Cisco Pumps Up the Edge
The Nexus 7000, introduced in January, didn't do it: That's a box aimed at data center virtualization. Neither did the ASR 1000, introduced in March: Its early incarnations are too small, and it's intended to serve enterprises as well as carriers. (See Cisco's Nexus Targets Data Center's Future and Cisco Takes Hold of the Edge.)
But the ASR 9000, being introduced today, could be the eventual replacement for the Cisco 7600, an older platform that makes up a good chunk of Cisco's installed base and which, Cisco contends, may not have enough gas in the tank as telcos start handling larger volumes of video traffic.
Even if you don't want to view it as a 7600 replacement, the ASR 9000 is at least a heck of a lot bigger. "The ASR 9000 is a blockbuster machine -- it's a 'Viking' that obliterates the 7600 predecessor in capacity and, potentially, in smarts," says Infonetics Research Inc. analyst Michael Howard, referring to the box's code name.
Some of the big numbers, such as the possiblity of more than 5 Tbit/s of switching, were revealed on Halloween when a pretty accurate description of the router leaked via Oppenheimer & Co. Inc. analyst Ittai Kidron. (See Cisco Plans Edge-Router Splash.)

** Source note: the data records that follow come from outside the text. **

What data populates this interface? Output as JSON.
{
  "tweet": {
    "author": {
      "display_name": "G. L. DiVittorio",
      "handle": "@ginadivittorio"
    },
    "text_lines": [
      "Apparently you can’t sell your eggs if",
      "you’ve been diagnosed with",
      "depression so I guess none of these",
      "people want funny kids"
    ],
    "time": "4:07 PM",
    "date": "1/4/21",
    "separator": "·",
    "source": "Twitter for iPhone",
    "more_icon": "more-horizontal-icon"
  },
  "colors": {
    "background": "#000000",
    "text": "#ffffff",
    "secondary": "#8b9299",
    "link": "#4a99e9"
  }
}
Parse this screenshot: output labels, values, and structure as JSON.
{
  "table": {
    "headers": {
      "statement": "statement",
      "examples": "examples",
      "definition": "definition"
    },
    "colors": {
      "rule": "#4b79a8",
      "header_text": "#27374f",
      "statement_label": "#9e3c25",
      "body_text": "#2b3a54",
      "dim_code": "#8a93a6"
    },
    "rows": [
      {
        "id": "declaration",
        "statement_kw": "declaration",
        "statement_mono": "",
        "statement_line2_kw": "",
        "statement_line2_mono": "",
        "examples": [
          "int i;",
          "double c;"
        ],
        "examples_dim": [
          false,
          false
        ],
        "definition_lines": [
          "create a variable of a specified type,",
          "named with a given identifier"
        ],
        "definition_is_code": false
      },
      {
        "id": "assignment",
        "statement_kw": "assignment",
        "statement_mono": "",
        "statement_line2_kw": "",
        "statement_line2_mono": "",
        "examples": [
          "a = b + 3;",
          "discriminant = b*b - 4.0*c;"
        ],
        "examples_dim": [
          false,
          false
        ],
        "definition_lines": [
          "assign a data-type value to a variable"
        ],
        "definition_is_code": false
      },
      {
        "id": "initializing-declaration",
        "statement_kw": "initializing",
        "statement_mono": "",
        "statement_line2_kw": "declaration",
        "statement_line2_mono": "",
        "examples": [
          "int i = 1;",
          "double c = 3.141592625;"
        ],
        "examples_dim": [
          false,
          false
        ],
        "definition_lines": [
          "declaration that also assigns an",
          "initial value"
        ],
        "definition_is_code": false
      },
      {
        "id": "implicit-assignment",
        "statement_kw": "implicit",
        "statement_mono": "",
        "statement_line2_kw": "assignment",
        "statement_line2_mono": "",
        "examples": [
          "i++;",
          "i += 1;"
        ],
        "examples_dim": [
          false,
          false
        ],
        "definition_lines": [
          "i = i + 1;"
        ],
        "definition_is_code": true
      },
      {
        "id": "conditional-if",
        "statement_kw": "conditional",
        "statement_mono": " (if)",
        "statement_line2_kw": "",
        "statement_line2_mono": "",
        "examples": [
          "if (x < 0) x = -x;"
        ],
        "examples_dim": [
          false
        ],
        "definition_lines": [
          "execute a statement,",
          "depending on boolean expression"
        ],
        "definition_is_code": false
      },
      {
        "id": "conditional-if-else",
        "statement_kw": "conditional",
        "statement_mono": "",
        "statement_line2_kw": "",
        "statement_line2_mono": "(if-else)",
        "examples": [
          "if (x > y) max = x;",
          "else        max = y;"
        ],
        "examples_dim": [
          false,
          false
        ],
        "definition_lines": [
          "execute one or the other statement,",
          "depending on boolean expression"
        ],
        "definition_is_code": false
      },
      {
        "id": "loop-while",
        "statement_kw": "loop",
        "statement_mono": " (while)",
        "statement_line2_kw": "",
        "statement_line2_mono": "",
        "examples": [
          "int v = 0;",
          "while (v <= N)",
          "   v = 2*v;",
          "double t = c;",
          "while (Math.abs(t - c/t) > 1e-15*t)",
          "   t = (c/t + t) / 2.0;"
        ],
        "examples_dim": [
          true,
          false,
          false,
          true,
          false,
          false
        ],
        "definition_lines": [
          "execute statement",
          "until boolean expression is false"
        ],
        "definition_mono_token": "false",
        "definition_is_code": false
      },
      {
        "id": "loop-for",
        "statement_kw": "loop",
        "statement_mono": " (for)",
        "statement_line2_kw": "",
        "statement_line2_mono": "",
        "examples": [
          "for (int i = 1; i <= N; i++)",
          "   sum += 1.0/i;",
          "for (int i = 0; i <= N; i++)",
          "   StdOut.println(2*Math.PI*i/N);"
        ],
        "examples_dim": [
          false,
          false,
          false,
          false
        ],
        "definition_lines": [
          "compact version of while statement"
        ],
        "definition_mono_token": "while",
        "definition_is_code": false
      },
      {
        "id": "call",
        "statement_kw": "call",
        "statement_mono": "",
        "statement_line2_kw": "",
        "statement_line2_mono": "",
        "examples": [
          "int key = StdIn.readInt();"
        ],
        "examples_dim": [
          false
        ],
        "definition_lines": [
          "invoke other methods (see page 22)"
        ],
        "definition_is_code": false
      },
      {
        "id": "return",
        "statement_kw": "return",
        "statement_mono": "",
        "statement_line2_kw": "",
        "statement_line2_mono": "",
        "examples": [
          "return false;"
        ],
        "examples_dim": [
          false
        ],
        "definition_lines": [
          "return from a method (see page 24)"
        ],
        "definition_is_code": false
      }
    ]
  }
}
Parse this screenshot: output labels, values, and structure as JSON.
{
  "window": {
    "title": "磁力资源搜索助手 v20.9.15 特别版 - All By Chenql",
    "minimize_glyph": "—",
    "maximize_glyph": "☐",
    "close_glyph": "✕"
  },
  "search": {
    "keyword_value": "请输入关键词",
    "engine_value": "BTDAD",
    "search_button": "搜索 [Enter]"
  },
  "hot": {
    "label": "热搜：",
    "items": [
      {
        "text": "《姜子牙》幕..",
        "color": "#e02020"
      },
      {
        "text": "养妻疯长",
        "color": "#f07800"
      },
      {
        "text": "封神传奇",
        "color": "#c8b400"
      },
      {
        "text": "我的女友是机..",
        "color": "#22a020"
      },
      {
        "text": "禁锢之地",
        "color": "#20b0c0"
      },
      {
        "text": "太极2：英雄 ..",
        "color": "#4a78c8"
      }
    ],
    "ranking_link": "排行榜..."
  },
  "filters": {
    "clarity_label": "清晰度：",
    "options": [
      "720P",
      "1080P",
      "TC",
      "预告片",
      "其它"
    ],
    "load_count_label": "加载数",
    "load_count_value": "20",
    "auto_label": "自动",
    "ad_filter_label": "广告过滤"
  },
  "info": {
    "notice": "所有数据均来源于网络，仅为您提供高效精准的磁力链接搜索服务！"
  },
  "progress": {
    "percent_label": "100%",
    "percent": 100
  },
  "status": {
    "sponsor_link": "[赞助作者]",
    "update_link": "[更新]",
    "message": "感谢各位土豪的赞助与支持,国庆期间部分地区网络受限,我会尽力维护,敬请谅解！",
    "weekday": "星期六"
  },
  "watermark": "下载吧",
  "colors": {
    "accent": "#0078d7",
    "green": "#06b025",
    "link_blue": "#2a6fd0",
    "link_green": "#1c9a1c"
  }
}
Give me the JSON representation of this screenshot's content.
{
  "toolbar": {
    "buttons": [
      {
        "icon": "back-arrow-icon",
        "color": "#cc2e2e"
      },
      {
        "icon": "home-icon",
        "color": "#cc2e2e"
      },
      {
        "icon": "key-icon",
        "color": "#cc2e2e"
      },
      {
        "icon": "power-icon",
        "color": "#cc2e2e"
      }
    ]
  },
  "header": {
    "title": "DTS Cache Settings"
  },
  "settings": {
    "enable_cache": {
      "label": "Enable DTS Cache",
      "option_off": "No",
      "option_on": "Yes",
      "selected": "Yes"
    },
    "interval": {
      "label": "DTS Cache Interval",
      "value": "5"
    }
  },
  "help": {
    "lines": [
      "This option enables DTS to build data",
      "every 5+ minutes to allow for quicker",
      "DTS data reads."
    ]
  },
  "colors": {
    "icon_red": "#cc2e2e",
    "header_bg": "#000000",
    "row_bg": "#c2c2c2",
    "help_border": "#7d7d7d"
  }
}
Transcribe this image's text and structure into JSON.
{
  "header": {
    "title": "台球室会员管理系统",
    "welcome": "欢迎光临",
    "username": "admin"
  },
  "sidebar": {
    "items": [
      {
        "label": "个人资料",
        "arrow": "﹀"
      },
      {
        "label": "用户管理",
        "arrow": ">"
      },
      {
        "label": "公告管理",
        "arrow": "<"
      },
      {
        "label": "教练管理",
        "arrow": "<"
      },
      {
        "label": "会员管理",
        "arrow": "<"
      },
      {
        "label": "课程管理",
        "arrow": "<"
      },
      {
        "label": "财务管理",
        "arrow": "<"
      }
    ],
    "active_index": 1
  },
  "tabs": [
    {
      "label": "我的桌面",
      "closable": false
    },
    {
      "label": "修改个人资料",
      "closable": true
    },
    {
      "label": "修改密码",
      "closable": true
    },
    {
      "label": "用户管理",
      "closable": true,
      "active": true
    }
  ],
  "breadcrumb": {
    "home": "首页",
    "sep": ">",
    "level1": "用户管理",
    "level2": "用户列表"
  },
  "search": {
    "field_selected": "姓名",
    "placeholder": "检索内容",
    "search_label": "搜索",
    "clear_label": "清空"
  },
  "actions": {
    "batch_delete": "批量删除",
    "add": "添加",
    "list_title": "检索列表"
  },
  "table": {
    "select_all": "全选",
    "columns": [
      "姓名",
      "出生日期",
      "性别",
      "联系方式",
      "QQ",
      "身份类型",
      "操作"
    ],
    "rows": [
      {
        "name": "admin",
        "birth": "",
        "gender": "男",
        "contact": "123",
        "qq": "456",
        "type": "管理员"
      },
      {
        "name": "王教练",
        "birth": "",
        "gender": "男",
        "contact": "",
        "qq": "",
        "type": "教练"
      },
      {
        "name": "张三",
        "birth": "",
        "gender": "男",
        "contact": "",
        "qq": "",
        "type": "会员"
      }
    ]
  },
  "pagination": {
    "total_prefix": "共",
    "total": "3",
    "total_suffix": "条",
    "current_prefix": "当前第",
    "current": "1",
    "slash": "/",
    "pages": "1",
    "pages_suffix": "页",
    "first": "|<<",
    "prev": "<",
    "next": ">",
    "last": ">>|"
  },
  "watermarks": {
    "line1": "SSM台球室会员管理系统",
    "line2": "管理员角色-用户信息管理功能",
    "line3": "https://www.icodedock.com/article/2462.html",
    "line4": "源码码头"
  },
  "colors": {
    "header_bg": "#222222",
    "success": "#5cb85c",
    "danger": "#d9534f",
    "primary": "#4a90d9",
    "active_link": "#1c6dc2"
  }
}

Possibly the most important stat is that the ASR 9000 is built to handle 400 Gbit/s of traffic per slot. That's a huge number -- even the CRS-1 gets only 40 Gbit/s per slot.
It's going to be a while before you can use all that throughput, though, as the ASR 9000's first linecards will handle just a few 10-Gbit/s lines apiece. Bigger cards will be available when the 100-Gbit/s Ethernet standard gets finalized, says Pankaj Patel, senior vice president and general manager of Cisco’s service provider technology group.
Cisco has also taken the opportunity to pile features into the box, including content delivery technology acquired from Arroyo Video Solutions in 2006. (See Cisco Snatches VOD Vendor Arroyo.)
And, to get the most obvious question out of the way: No, the ASR 9000 doesn't use yet another new operating system like the ASR 1000 and Nexus lines did. It runs on IOS XR, the same software powering the CRS-1 core router but not the same as the IOS XE variant running on the ASR 1000.
Cisco says the ASR 9000 was four years and $200 million in the making, with the Arroyo blade tacked onto the project midway. Light Reading heard about the development in October 2006. (See Cisco Lines Up 7600 Successor.)
To Page 2